Element data from apps and pages
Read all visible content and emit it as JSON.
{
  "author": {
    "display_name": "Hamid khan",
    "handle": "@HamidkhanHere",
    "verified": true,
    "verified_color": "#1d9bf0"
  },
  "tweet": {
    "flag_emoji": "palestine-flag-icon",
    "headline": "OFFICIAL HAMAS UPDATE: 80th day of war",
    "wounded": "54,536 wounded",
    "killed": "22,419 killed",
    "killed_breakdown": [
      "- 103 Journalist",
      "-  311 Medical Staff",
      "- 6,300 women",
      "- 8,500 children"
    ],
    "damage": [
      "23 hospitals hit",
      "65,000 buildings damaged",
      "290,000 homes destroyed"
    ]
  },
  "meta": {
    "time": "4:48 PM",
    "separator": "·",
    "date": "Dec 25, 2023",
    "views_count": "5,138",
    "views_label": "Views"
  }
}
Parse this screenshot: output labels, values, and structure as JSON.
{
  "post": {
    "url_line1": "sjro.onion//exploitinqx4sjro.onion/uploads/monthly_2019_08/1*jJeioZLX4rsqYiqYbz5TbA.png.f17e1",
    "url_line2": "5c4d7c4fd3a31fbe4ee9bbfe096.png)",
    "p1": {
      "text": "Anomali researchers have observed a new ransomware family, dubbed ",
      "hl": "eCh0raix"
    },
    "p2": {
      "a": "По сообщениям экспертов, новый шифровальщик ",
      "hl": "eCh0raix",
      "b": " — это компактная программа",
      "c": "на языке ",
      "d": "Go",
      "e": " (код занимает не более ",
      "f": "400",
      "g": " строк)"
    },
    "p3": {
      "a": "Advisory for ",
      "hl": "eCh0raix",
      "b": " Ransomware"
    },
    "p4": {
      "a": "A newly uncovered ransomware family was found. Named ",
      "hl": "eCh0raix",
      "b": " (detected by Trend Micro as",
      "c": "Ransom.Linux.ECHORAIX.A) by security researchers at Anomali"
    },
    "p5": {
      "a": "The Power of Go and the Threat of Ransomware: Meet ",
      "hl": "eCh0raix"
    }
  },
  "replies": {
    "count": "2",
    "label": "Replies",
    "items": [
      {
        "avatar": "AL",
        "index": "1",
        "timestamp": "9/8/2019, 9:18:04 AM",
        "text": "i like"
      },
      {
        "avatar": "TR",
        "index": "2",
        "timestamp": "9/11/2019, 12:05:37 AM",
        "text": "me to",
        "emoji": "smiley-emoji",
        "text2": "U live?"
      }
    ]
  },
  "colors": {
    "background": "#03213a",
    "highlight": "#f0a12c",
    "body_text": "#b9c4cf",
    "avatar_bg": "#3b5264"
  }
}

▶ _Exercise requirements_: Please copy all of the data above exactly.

▶ _Solution to the problem_:
Read all visible content and emit it as JSON.
{
  "author": {
    "display_name": "Hamid khan",
    "handle": "@HamidkhanHere",
    "verified": true,
    "verified_color": "#1d9bf0"
  },
  "tweet": {
    "flag_emoji": "palestine-flag-icon",
    "headline": "OFFICIAL HAMAS UPDATE: 80th day of war",
    "wounded": "54,536 wounded",
    "killed": "22,419 killed",
    "killed_breakdown": [
      "- 103 Journalist",
      "-  311 Medical Staff",
      "- 6,300 women",
      "- 8,500 children"
    ],
    "damage": [
      "23 hospitals hit",
      "65,000 buildings damaged",
      "290,000 homes destroyed"
    ]
  },
  "meta": {
    "time": "4:48 PM",
    "separator": "·",
    "date": "Dec 25, 2023",
    "views_count": "5,138",
    "views_label": "Views"
  }
}
Parse this screenshot: output labels, values, and structure as JSON.
{
  "post": {
    "url_line1": "sjro.onion//exploitinqx4sjro.onion/uploads/monthly_2019_08/1*jJeioZLX4rsqYiqYbz5TbA.png.f17e1",
    "url_line2": "5c4d7c4fd3a31fbe4ee9bbfe096.png)",
    "p1": {
      "text": "Anomali researchers have observed a new ransomware family, dubbed ",
      "hl": "eCh0raix"
    },
    "p2": {
      "a": "По сообщениям экспертов, новый шифровальщик ",
      "hl": "eCh0raix",
      "b": " — это компактная программа",
      "c": "на языке ",
      "d": "Go",
      "e": " (код занимает не более ",
      "f": "400",
      "g": " строк)"
    },
    "p3": {
      "a": "Advisory for ",
      "hl": "eCh0raix",
      "b": " Ransomware"
    },
    "p4": {
      "a": "A newly uncovered ransomware family was found. Named ",
      "hl": "eCh0raix",
      "b": " (detected by Trend Micro as",
      "c": "Ransom.Linux.ECHORAIX.A) by security researchers at Anomali"
    },
    "p5": {
      "a": "The Power of Go and the Threat of Ransomware: Meet ",
      "hl": "eCh0raix"
    }
  },
  "replies": {
    "count": "2",
    "label": "Replies",
    "items": [
      {
        "avatar": "AL",
        "index": "1",
        "timestamp": "9/8/2019, 9:18:04 AM",
        "text": "i like"
      },
      {
        "avatar": "TR",
        "index": "2",
        "timestamp": "9/11/2019, 12:05:37 AM",
        "text": "me to",
        "emoji": "smiley-emoji",
        "text2": "U live?"
      }
    ]
  },
  "colors": {
    "background": "#03213a",
    "highlight": "#f0a12c",
    "body_text": "#b9c4cf",
    "avatar_bg": "#3b5264"
  }
}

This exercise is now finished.